ABOUT THIS TASK
Using the data below, gather each line that includes the word "image".

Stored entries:
>>>

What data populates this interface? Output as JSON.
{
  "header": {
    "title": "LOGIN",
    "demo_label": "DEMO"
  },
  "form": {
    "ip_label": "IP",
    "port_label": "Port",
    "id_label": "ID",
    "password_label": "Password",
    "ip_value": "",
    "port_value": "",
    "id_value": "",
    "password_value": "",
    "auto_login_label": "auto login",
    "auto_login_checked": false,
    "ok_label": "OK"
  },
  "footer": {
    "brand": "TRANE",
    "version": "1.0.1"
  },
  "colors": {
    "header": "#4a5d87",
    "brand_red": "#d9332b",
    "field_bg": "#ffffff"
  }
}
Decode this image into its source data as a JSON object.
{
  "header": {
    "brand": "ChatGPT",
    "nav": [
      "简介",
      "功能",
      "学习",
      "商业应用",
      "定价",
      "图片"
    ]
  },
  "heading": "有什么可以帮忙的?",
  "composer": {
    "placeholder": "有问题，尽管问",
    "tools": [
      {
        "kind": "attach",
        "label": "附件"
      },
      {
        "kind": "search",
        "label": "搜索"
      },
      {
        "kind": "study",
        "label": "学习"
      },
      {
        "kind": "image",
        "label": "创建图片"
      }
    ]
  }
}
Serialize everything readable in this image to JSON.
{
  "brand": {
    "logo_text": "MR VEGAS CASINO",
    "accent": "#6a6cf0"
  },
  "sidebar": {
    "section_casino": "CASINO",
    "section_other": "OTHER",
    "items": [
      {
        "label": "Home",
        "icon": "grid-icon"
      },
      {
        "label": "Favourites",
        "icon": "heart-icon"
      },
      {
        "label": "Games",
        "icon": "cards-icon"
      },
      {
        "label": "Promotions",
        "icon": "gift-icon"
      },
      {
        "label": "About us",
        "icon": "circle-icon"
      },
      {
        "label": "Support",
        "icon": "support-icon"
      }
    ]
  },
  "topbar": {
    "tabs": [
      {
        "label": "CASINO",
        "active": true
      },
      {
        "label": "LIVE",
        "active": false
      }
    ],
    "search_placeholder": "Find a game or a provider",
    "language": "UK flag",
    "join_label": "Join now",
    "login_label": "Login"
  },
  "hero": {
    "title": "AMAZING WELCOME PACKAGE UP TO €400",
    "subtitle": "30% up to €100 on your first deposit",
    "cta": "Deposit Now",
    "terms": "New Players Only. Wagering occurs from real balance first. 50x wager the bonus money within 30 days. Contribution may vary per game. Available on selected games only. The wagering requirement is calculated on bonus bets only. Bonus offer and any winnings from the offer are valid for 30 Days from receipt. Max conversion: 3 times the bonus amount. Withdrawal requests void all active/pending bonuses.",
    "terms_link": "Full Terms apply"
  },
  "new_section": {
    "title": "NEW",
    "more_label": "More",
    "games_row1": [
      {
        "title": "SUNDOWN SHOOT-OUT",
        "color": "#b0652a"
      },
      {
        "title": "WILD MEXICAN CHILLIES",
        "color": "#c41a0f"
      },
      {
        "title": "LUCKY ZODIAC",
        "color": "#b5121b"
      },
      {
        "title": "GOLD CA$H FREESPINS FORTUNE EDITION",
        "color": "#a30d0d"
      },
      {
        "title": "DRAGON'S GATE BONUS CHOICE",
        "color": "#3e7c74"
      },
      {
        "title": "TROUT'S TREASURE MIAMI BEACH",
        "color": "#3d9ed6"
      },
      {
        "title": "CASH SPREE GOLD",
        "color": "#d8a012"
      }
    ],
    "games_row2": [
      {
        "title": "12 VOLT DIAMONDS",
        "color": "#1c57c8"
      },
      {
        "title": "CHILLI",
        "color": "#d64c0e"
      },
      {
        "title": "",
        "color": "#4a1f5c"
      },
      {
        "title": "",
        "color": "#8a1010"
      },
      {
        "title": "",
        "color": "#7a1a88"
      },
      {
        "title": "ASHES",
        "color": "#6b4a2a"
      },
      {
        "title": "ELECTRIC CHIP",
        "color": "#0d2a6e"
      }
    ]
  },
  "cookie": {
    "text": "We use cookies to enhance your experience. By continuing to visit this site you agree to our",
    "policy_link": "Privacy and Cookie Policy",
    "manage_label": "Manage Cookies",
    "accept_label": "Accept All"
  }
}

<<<

ANSWER SECTION
Decode this image into its source data as a JSON object.
        "kind": "image",
Serialize everything readable in this image to JSON.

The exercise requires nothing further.